I've found it to be about 50/50. There's been the odd occasion where it was mostly correct, and another where it was mostly wrong, but overall it's been 50/50 for stories I've read or seen on the news that I knew about first or second hand.
Getting back on topic (since I'm not sure how much this was directed (by Grant) at my representation of the reporter), in my sample, it's an issue with a single reporter, and after this, another reporter cranks it up a notch, making the first reporter look like the nice guy.
I wasn't writing it as an attack on Gonzo Journalism (a product of the 1960s), but simply highlighting how each reporter has a different approach, some sympathetic, and some a bit more devious (i.e. you initially think they're on your side, only to learn later they're trying to pillory you).
A free press has freedom for the owner of the press, to print nearly anything he wants.
Or, putting it into more recent context, they're free to put everything single outrageous thing Trump says, while paying scant attention to major speeches by every other candidate for office.
Not enough people are willing to actually pay for well done, well researched news.
Case in points, the most through papers in the country, like the NY Times and the Chicago Tribune, are both struggling financially, cutting their research staffs significantly while trying to find new income sources, while sources like FOX, which specialize in repeating unsustainable reports (aka.
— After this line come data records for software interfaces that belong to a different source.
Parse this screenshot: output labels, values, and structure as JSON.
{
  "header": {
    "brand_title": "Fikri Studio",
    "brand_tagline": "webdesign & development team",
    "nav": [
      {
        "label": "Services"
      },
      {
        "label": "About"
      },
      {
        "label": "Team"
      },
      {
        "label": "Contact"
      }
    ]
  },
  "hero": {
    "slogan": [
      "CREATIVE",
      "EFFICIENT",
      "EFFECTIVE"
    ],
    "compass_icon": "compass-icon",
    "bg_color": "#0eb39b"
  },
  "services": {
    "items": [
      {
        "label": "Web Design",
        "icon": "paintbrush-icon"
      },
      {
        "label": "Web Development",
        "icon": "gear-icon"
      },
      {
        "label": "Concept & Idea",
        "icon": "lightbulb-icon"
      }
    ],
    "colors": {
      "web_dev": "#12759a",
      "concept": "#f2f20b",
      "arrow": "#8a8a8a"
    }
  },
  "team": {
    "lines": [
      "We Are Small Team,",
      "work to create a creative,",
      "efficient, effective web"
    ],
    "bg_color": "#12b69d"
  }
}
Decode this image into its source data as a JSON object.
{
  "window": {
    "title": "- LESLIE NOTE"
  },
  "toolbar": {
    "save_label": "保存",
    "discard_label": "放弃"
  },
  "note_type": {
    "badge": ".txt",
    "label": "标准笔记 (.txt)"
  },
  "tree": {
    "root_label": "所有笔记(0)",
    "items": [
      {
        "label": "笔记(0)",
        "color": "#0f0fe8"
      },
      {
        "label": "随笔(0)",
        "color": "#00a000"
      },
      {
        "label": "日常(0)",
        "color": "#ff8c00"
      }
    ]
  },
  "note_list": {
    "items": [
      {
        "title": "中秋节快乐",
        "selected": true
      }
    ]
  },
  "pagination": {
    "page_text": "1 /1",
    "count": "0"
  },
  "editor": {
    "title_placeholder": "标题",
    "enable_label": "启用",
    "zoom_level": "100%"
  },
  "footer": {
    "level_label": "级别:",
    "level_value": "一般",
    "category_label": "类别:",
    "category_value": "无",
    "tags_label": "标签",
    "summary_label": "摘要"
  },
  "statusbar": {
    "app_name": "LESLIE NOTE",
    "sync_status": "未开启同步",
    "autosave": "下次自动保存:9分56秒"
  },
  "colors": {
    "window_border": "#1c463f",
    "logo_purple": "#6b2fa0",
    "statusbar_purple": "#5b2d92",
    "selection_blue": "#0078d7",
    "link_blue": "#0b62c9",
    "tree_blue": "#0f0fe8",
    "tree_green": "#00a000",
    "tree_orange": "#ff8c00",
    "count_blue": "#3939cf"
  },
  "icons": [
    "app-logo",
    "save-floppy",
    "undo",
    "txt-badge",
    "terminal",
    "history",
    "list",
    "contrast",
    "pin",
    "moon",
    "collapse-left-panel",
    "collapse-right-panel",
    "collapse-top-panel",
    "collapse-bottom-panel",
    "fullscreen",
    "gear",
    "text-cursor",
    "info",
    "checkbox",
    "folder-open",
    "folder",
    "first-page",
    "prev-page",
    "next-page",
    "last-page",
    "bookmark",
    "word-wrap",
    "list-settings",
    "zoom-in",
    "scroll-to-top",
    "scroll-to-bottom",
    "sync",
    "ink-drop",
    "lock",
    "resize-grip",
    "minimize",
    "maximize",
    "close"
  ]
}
Obama being a Muslim) draw millions of readers for largely scurrilous (yes, they report news the other stations won't, but they're not know for their well-researched opinions).
The woman behind the wheel not only threatened her son but three others by her irresponsible driving.
That works, but it seems to distance the subject. It's no longer "the driver responsible", but merely "the person behind the wheel who just happened to be in the car at the time.
It's an example of "passive vs. active verbs" (or nouns in this case). I think I'm happy with my solution (changing the other "driver" reference to "I'll admit [the woman] was reckless.".